I've always been somewhat ambivalent about the new year - it seems like if something needs to be done, we have the capacity within each of us to do it "now," not wait until a certain date on the calendar. Why even talk about falling off a fiscal cliff when we can make a decision months in advance that prevents the cliff from ever forming? Do we need the threat of a catastrophe to act? In some arenas, apparently so.
We see the need for a crisis in order to act play out time and again in the invasive species arena. We don't realize we've got a garlic mustard problem in one part of the state until several hundred acres of garlic mustard "suddenly" appear on the landscape. Quagga and zebra mussels, first introduced in the Great Lakes region of the country, suddenly jump several states, appear in a different region of the country, and remain a threat to places like the Pacific Northwest, despite what we know about how this species moves. Japanese beetles invade our state on an annual basis, threatening our nursery and agricultural industries (not to mention my back yard gardening), yet in 2012, the Oregon Invasive Species Council had to declare an "emergency" to find funds to fill the gap and allow treatment programs to occur. And feral swine, a species on the global 100 Worst List of invasive species, continue to spread across North America, while we give birth to television shows that celebrate their presence, such as "Hogs Gone Wild." Given our understanding of invasive species pathways and vectors, we should not have these recurring episodes. It's like Groundhog Day playing itself out over and over again.
We're missing the forest for the trees. We often forget the most important part of the invasive species equation is people. Of all the issues associated with natural resource management, the human dimensions aspect is the most challenging and unpredictable, yet offers the most hope and our greatest chance for success. In other words, we're the problem -- and we're the solution.
We make investments in one stretch of a watershed, while ignoring the fact that new invaders from upstream areas will inevitably set back those initial investments. We point fingers at other regions of the country, saying "They're the problem". We don't acknowledge the tradeoffs that must occur with global commerce -- and set aside adequate funds to pay for treatment programs to eradicate species that are introduced on a regular basis. We try to make good of a bad situation and create short-term economic benefits by selling wild hog hunts (illegal in Oregon), spawning a recreational "opportunity" from what is, quite literally, an ecological disaster. Or we put all of our eggs in one basket, claiming one particular invasive species is and will be the greatest threat ever to our state and region, lessening our ability to communicate the need to deal with high risk species in the future.
What we haven't done is take a step back, remove ourselves from the emotional struggles and hard work that comes along with dealing with invasive species, analyze the human dimensions aspects of each of these issues, and then take strategic steps to prevent them from recurring. Sure, we need more funding and more resources for invasive species prevention -- no argument here.

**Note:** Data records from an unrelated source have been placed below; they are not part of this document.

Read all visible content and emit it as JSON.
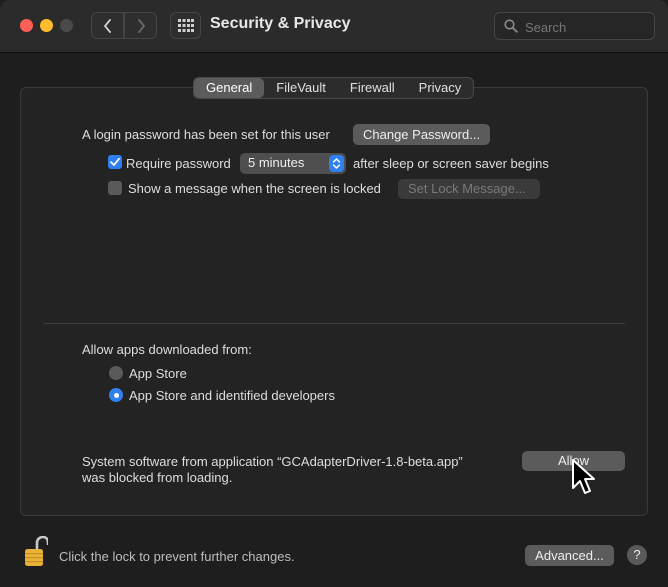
{
  "window": {
    "title": "Security & Privacy",
    "search_placeholder": "Search"
  },
  "tabs": [
    {
      "label": "General",
      "active": true
    },
    {
      "label": "FileVault",
      "active": false
    },
    {
      "label": "Firewall",
      "active": false
    },
    {
      "label": "Privacy",
      "active": false
    }
  ],
  "general": {
    "login_text": "A login password has been set for this user",
    "change_password_label": "Change Password...",
    "require_password": {
      "label": "Require password",
      "checked": true
    },
    "require_interval": "5 minutes",
    "after_text": "after sleep or screen saver begins",
    "show_message": {
      "label": "Show a message when the screen is locked",
      "checked": false
    },
    "set_lock_message_label": "Set Lock Message..."
  },
  "allow_apps": {
    "heading": "Allow apps downloaded from:",
    "options": [
      {
        "label": "App Store",
        "selected": false
      },
      {
        "label": "App Store and identified developers",
        "selected": true
      }
    ]
  },
  "blocked": {
    "line1": "System software from application “GCAdapterDriver-1.8-beta.app”",
    "line2": "was blocked from loading.",
    "allow_label": "Allow"
  },
  "footer": {
    "lock_text": "Click the lock to prevent further changes.",
    "advanced_label": "Advanced...",
    "help_label": "?"
  },
  "colors": {
    "accent": "#2f7ff0",
    "close": "#fe5f57",
    "minimize": "#febc2e"
  }
}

But we especially need to focus on effective positive behavioral changes in people -- and do so by modeling good behavior.

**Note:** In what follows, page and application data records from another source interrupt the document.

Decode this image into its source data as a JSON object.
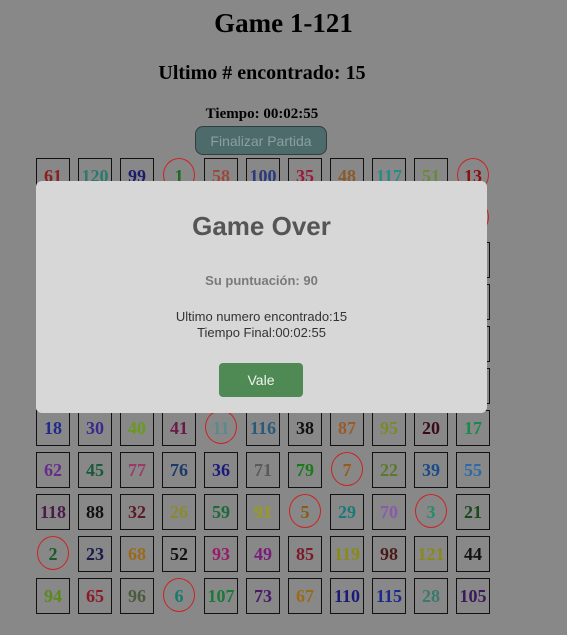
{
  "header": {
    "title": "Game 1-121",
    "last_found": "Ultimo # encontrado: 15",
    "timer": "Tiempo: 00:02:55",
    "finish_button": "Finalizar Partida"
  },
  "colors": {
    "background": "#888888",
    "found_circle": "#cc2222",
    "modal_bg": "#d7d7d7",
    "accept_button": "#4f8a55",
    "finish_button": "#4d6b6b"
  },
  "grid": {
    "columns": 11,
    "rows": [
      {
        "row": 0,
        "cells": [
          {
            "n": "61",
            "c": "#8b1e1e",
            "f": false
          },
          {
            "n": "120",
            "c": "#2a7a6e",
            "f": false
          },
          {
            "n": "99",
            "c": "#1c1c6e",
            "f": false
          },
          {
            "n": "1",
            "c": "#1e6b1e",
            "f": true
          },
          {
            "n": "58",
            "c": "#9a4a3a",
            "f": false
          },
          {
            "n": "100",
            "c": "#2a3a7a",
            "f": false
          },
          {
            "n": "35",
            "c": "#9a1a3a",
            "f": false
          },
          {
            "n": "48",
            "c": "#8a5a2a",
            "f": false
          },
          {
            "n": "117",
            "c": "#2a8a8a",
            "f": false
          },
          {
            "n": "51",
            "c": "#6a8a3a",
            "f": false
          },
          {
            "n": "13",
            "c": "#8b1010",
            "f": true
          }
        ]
      },
      {
        "row": 1,
        "cells": [
          {
            "n": "",
            "c": "#000",
            "f": false
          },
          {
            "n": "",
            "c": "#000",
            "f": false
          },
          {
            "n": "",
            "c": "#000",
            "f": false
          },
          {
            "n": "",
            "c": "#000",
            "f": false
          },
          {
            "n": "",
            "c": "#000",
            "f": false
          },
          {
            "n": "",
            "c": "#000",
            "f": false
          },
          {
            "n": "",
            "c": "#000",
            "f": false
          },
          {
            "n": "",
            "c": "#000",
            "f": false
          },
          {
            "n": "",
            "c": "#000",
            "f": false
          },
          {
            "n": "",
            "c": "#000",
            "f": false
          },
          {
            "n": "",
            "c": "#000",
            "f": true
          }
        ]
      },
      {
        "row": 2,
        "cells": [
          {
            "n": "",
            "c": "#000",
            "f": false
          },
          {
            "n": "",
            "c": "#000",
            "f": false
          },
          {
            "n": "",
            "c": "#000",
            "f": false
          },
          {
            "n": "",
            "c": "#000",
            "f": false
          },
          {
            "n": "",
            "c": "#000",
            "f": false
          },
          {
            "n": "",
            "c": "#000",
            "f": false
          },
          {
            "n": "",
            "c": "#000",
            "f": false
          },
          {
            "n": "",
            "c": "#000",
            "f": false
          },
          {
            "n": "",
            "c": "#000",
            "f": false
          },
          {
            "n": "",
            "c": "#000",
            "f": false
          },
          {
            "n": "",
            "c": "#000",
            "f": false
          }
        ]
      },
      {
        "row": 3,
        "cells": [
          {
            "n": "",
            "c": "#000",
            "f": false
          },
          {
            "n": "",
            "c": "#000",
            "f": false
          },
          {
            "n": "",
            "c": "#000",
            "f": false
          },
          {
            "n": "",
            "c": "#000",
            "f": false
          },
          {
            "n": "",
            "c": "#000",
            "f": false
          },
          {
            "n": "",
            "c": "#000",
            "f": false
          },
          {
            "n": "",
            "c": "#000",
            "f": false
          },
          {
            "n": "",
            "c": "#000",
            "f": false
          },
          {
            "n": "",
            "c": "#000",
            "f": false
          },
          {
            "n": "",
            "c": "#000",
            "f": false
          },
          {
            "n": "",
            "c": "#000",
            "f": false
          }
        ]
      },
      {
        "row": 4,
        "cells": [
          {
            "n": "",
            "c": "#000",
            "f": false
          },
          {
            "n": "",
            "c": "#000",
            "f": false
          },
          {
            "n": "",
            "c": "#000",
            "f": false
          },
          {
            "n": "",
            "c": "#000",
            "f": false
          },
          {
            "n": "",
            "c": "#000",
            "f": false
          },
          {
            "n": "",
            "c": "#000",
            "f": false
          },
          {
            "n": "",
            "c": "#000",
            "f": false
          },
          {
            "n": "",
            "c": "#000",
            "f": false
          },
          {
            "n": "",
            "c": "#000",
            "f": false
          },
          {
            "n": "",
            "c": "#000",
            "f": false
          },
          {
            "n": "",
            "c": "#000",
            "f": false
          }
        ]
      },
      {
        "row": 5,
        "cells": [
          {
            "n": "",
            "c": "#000",
            "f": false
          },
          {
            "n": "",
            "c": "#000",
            "f": false
          },
          {
            "n": "",
            "c": "#000",
            "f": false
          },
          {
            "n": "",
            "c": "#000",
            "f": false
          },
          {
            "n": "",
            "c": "#000",
            "f": false
          },
          {
            "n": "",
            "c": "#000",
            "f": false
          },
          {
            "n": "",
            "c": "#000",
            "f": false
          },
          {
            "n": "",
            "c": "#000",
            "f": false
          },
          {
            "n": "",
            "c": "#000",
            "f": false
          },
          {
            "n": "",
            "c": "#000",
            "f": false
          },
          {
            "n": "",
            "c": "#000",
            "f": false
          }
        ]
      },
      {
        "row": 6,
        "cells": [
          {
            "n": "18",
            "c": "#1f2a8a",
            "f": false
          },
          {
            "n": "30",
            "c": "#3a2a8a",
            "f": false
          },
          {
            "n": "40",
            "c": "#6a9a1a",
            "f": false
          },
          {
            "n": "41",
            "c": "#6a1a4a",
            "f": false
          },
          {
            "n": "11",
            "c": "#5a8a8a",
            "f": true
          },
          {
            "n": "116",
            "c": "#2a5a7a",
            "f": false
          },
          {
            "n": "38",
            "c": "#111",
            "f": false
          },
          {
            "n": "87",
            "c": "#9a5a2a",
            "f": false
          },
          {
            "n": "95",
            "c": "#7a8a2a",
            "f": false
          },
          {
            "n": "20",
            "c": "#3a0a1a",
            "f": false
          },
          {
            "n": "17",
            "c": "#1a8a4a",
            "f": false
          }
        ]
      },
      {
        "row": 7,
        "cells": [
          {
            "n": "62",
            "c": "#6a2a8a",
            "f": false
          },
          {
            "n": "45",
            "c": "#1a5a3a",
            "f": false
          },
          {
            "n": "77",
            "c": "#9a3a6a",
            "f": false
          },
          {
            "n": "76",
            "c": "#1a3a6a",
            "f": false
          },
          {
            "n": "36",
            "c": "#1a1a7a",
            "f": false
          },
          {
            "n": "71",
            "c": "#5a5a5a",
            "f": false
          },
          {
            "n": "79",
            "c": "#1a7a1a",
            "f": false
          },
          {
            "n": "7",
            "c": "#9a5a1a",
            "f": true
          },
          {
            "n": "22",
            "c": "#5a7a2a",
            "f": false
          },
          {
            "n": "39",
            "c": "#1a4a8a",
            "f": false
          },
          {
            "n": "55",
            "c": "#2a6aaa",
            "f": false
          }
        ]
      },
      {
        "row": 8,
        "cells": [
          {
            "n": "118",
            "c": "#4a1a4a",
            "f": false
          },
          {
            "n": "88",
            "c": "#111",
            "f": false
          },
          {
            "n": "32",
            "c": "#5a1a2a",
            "f": false
          },
          {
            "n": "26",
            "c": "#8a8a2a",
            "f": false
          },
          {
            "n": "59",
            "c": "#1a6a3a",
            "f": false
          },
          {
            "n": "91",
            "c": "#9a9a1a",
            "f": false
          },
          {
            "n": "5",
            "c": "#8a5a1a",
            "f": true
          },
          {
            "n": "29",
            "c": "#1a7a7a",
            "f": false
          },
          {
            "n": "70",
            "c": "#8a5aaa",
            "f": false
          },
          {
            "n": "3",
            "c": "#2a8a6a",
            "f": true
          },
          {
            "n": "21",
            "c": "#1a4a1a",
            "f": false
          }
        ]
      },
      {
        "row": 9,
        "cells": [
          {
            "n": "2",
            "c": "#1a5a2a",
            "f": true
          },
          {
            "n": "23",
            "c": "#1a1a4a",
            "f": false
          },
          {
            "n": "68",
            "c": "#9a6a1a",
            "f": false
          },
          {
            "n": "52",
            "c": "#111",
            "f": false
          },
          {
            "n": "93",
            "c": "#9a1a6a",
            "f": false
          },
          {
            "n": "49",
            "c": "#7a1a7a",
            "f": false
          },
          {
            "n": "85",
            "c": "#7a1a2a",
            "f": false
          },
          {
            "n": "119",
            "c": "#8a8a1a",
            "f": false
          },
          {
            "n": "98",
            "c": "#4a1a1a",
            "f": false
          },
          {
            "n": "121",
            "c": "#8a8a1a",
            "f": false
          },
          {
            "n": "44",
            "c": "#111",
            "f": false
          }
        ]
      },
      {
        "row": 10,
        "cells": [
          {
            "n": "94",
            "c": "#5a8a1a",
            "f": false
          },
          {
            "n": "65",
            "c": "#8a1a2a",
            "f": false
          },
          {
            "n": "96",
            "c": "#4a5a3a",
            "f": false
          },
          {
            "n": "6",
            "c": "#1a7a6a",
            "f": true
          },
          {
            "n": "107",
            "c": "#1a7a3a",
            "f": false
          },
          {
            "n": "73",
            "c": "#4a1a6a",
            "f": false
          },
          {
            "n": "67",
            "c": "#9a6a1a",
            "f": false
          },
          {
            "n": "110",
            "c": "#1a1a7a",
            "f": false
          },
          {
            "n": "115",
            "c": "#1a2a8a",
            "f": false
          },
          {
            "n": "28",
            "c": "#3a7a6a",
            "f": false
          },
          {
            "n": "105",
            "c": "#3a1a5a",
            "f": false
          }
        ]
      }
    ]
  },
  "modal": {
    "title": "Game Over",
    "score": "Su puntuación: 90",
    "last_number": "Ultimo numero encontrado:15",
    "final_time": "Tiempo Final:00:02:55",
    "accept_button": "Vale"
  }
}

- An "A" listed noxious weed in Oregon wouldn't suddenly appear in a patch spanning hundreds of acres if Oregon had a healthy statewide early detection rapid response program that engages people in rural and urban areas alike to watch for and then report suspected sightings of these high risk species. We can do a better job of informing the public about high risk species, and creating the infrastructure for them to report and for experts to respond.
- We can prevent the introduction of quagga and zebra mussels from invading the Pacific Northwest if we work collaboratively with our neighbors already under siege, developing a multi-pronged approach that focuses on pathways and vectors -- and that could serve as a model for how we deal regionally with invasive species issues.

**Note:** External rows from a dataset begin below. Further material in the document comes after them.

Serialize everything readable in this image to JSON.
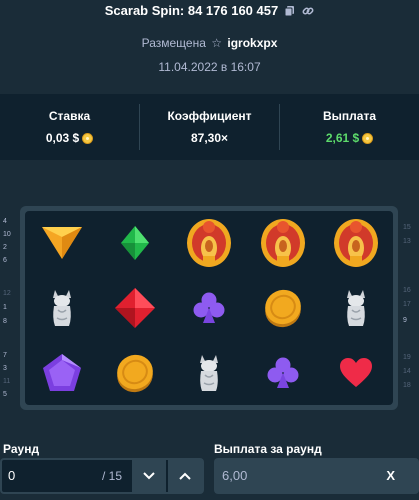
{
  "header": {
    "title": "Scarab Spin: 84 176 160 457",
    "placed_prefix": "Размещена",
    "username": "igrokxpx",
    "date": "11.04.2022 в 16:07"
  },
  "stats": {
    "bet_label": "Ставка",
    "bet_value": "0,03 $",
    "multiplier_label": "Коэффициент",
    "multiplier_value": "87,30×",
    "payout_label": "Выплата",
    "payout_value": "2,61 $"
  },
  "lines_left": [
    "4",
    "10",
    "2",
    "6",
    "12",
    "1",
    "8",
    "7",
    "3",
    "11",
    "5"
  ],
  "lines_right": [
    "15",
    "13",
    "16",
    "17",
    "9",
    "19",
    "14",
    "18"
  ],
  "reels": [
    [
      "triangle-gem-icon",
      "cat-statue-icon",
      "pentagon-gem-icon"
    ],
    [
      "diamond-green-icon",
      "diamond-red-icon",
      "gold-coin-icon"
    ],
    [
      "scarab-icon",
      "club-icon",
      "cat-statue-icon"
    ],
    [
      "scarab-icon",
      "gold-coin-icon",
      "club-icon"
    ],
    [
      "scarab-icon",
      "cat-statue-icon",
      "heart-icon"
    ]
  ],
  "round": {
    "label": "Раунд",
    "value": "0",
    "total": "/ 15"
  },
  "round_payout": {
    "label": "Выплата за раунд",
    "value": "6,00",
    "suffix": "X"
  },
  "colors": {
    "background": "#1a2c38",
    "panel": "#0f212e",
    "accent": "#2f4553",
    "win_green": "#5ddb6b",
    "coin_gold": "#f5c842"
  }
}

- If we accept the fact that global commerce is important to Oregon's economy (and few would doubt that, despite a healthy "buy local" perspective), then we need to convene the industries that unwillingly transport these hitchhikers into Oregon and develop new, cost-effective ways to treat cargo and shipments at the source as well as obtain a long-term commitment to adequately fund treatment programs for any invaders that slip through the cracks. It has to become the "cost of doing business." We can convene industry representatives, assist with providing the science on invasive pests, and help industry problem-solve this issue.
- We can stem the spread of feral swine in Oregon. The recently launched "Squeal on Pigs" outreach campaign is a good start at raising awareness about and reporting suspected sightings of feral swine. Everyone in Oregon must understand the human health, natural resource, and economic threats this species has to our quality of life. We've developed a Facebook page, Squeal on Pigs, and are about to launch a smartphone application for use by every state in the nation. Our ability to eradicate this species relies heavily on public sightings and reporting.
We must begin to approach each and every invasive species issue with an understanding of the human dimension elements that foster continued reintroductions, barriers to engaging in healthy and productive discussions about prevention, and creative ways to engage the public in this important long-term fight. It's worth looking past the trees to save Oregon's forests.